In conversation with Catherine Turgeon, Director of the Redpath Museum

The Museum’s new Director, professionally trained in museology, to lead the transformation of the Redpath into ‘tomorrow’s museum’
Catherine Turgeon, Director of the Redpath MuseumAlex Tran

This past fall, Catherine Turgeon joined the Redpath Museum as its new Director. Nestled in the heart of McGill’s downtown campus, the Redpath houses collections in the fields of paleontology, zoology, mineralogy, and ethnology.

Turgeon spoke to the Reporter about her background in art history, her journey to working in museums, what she loves about the Redpath, and the ever-evolving societal role of the museum.

Can you tell us about your professional background? 

I’ve worked in museums for over 15 years. I have always been attracted to collection management and exhibitions, and it’s in this area that I completed my master’s internship at the Whyte Museum of the Canadian Rockies and the Buffalo Nations Luxton Museum.

Between 2008 and 2010, I carried out several contracts in art galleries and at the Montreal Museum of Fine Arts.

In 2013, I joined the Raimondi Museum, a museum of the history of natural sciences of Peru. Along with the Director, I developed and implemented a travelling exhibition and educational program adapted to each region where the exhibitions were presented. Known as Treasures of Peru, Antonio Raimondi’s Legacy, this cultural and educational project received two national excellency awards in 2015.

Back in Montreal in 2018, I held the position of collection manager at the Lachine Museum.

What drew you to work in museums?

In 2005, after completing my bachelor’s degree in art history, I travelled to Europe to experience direct contact with art and to discover the masterpieces of Western art history.

During this trip I also discovered the magic of aquariums, which are really museums with living collections. While visiting the Antwerp Aquarium and experiencing a direct encounter with the living underwater sceneries, I had a breakthrough moment: how can the traditional museum experience integrate magic of the kind experienced in aquariums?

With my personal conviction that authenticity and the encounter with the real object are an unconditional aspect of what makes museums, museums, I decided to register for the museum studies master’s program at the Université de Montréal.

When it came time to determine a research topic, I combined my passion for Portuguese cultural heritage with my strong conviction that authentic experience with history is an immaterial component specific to museums. I travelled to Portugal to study the murals in the Ducal Palace of Vila Viçosa and a few historical buildings transformed into hotels. This investigation brought me to question the definition of what a museum is and what are the criteria that define a museum.

In my opinion, it was obvious that the concept of the direct sensitive experience described by the museologist François Mairesse was an essential criterion that had to integrate the new museum’s definition. Through this research, I was awarded the Roland Arpin Prize (2009) from the Musée de la Civilisation.

 What excites you most about working at the Redpath? 

As is it known in the community: the Redpath is the mother of all museums! It is the oldest building in Canada built to house a museum. The architectural features of the building, the rich history of the institution, and the collections make it a unique example in the history of museums in Canada.

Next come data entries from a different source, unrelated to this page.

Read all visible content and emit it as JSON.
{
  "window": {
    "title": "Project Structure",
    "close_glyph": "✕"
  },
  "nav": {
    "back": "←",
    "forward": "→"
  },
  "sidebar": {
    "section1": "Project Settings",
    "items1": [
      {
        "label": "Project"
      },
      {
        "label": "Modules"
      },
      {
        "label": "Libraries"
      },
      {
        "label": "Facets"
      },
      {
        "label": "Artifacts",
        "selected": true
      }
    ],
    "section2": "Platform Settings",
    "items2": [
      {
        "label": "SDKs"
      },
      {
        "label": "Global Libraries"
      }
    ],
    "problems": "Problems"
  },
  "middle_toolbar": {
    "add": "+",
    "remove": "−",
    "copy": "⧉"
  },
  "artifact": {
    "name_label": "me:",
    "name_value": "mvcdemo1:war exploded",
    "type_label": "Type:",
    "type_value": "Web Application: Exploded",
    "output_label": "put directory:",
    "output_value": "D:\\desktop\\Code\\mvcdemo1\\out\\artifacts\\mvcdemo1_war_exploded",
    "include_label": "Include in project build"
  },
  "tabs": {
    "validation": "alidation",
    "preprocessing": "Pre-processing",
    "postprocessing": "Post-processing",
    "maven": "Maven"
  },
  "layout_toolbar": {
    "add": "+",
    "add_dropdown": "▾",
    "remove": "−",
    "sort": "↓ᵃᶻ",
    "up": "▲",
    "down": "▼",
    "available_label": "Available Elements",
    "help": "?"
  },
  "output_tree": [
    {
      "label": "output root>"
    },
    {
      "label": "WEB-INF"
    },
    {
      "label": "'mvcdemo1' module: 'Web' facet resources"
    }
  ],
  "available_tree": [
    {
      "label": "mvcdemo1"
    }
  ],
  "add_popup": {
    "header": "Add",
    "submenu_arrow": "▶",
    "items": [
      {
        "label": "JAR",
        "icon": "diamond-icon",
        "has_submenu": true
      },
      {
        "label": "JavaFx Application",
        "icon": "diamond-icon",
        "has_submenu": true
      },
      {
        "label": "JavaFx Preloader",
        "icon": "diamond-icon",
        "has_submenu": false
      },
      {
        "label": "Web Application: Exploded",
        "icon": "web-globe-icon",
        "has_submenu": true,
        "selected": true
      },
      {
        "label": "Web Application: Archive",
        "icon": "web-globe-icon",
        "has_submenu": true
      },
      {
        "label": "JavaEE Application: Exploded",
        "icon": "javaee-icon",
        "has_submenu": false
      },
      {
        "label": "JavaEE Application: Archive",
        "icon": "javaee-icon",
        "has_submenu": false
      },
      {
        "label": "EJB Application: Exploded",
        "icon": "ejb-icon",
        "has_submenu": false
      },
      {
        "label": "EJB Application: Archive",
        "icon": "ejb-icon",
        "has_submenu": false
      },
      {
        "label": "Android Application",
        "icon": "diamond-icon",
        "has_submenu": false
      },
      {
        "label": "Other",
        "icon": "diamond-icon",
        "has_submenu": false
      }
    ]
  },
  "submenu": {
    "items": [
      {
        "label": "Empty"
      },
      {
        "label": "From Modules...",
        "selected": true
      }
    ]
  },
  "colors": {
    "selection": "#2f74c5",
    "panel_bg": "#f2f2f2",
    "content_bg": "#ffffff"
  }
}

Within the next few years, the Redpath will experience many changes. I see this an opportunity to transform the Redpath to reach its full potential in education, collections-based research, public programming, exhibitions, presentation, and conservation.

What are some of your favorite items in the Redpath collection? 

The Redpath’s natural science and ethnology collections are exceptional. The Redpath is the only museum in Montreal where this encounter takes place!

One of the collections that I appreciate is the minerals collection, which is certainly one of the major attractions within the museum, specifically with young visitors. From the research point of view, this collection contains thousands of samples that help students and researchers in their work to better understand the ground we live on.

The onset of the COVID-19 pandemic challenged the traditional operations of museums. What opportunities do you see for museums to continue engaging visitors outside of the physical museum space? 

The pandemic has taught us to review our ways and to adapt to a constantly changing environment. Museums are essential for societies: They anchor us in present reality and allow us to understand our past, while contributing to the development of our future.

Off-site mediation, or web-based activities, will continue to contribute to museums’ primary actions. These actions must be seen as complementary activities, supporting museums in their search to diversify and reach new audiences.

To engage new visitors, tomorrow’s museums must assume their role as leaders and contribute to the implementation of sustainable practices.

As established temples of knowledge in their societies, museums can undertake a unique role and voice to contribute to sustainable development.

Notify of

To encourage thoughtful and respectful conversations, comments appear with first and last names (no pseudonyms) and may be published in whole or in part, at the discretion of the Reporter. Please be constructive and respectful; all comments are moderated according to the Reporter’s guidelines. We reserve the right to close comments on individual stories. Please note that the University does not endorse the opinions expressed in comments.

Inline Feedbacks
View all comments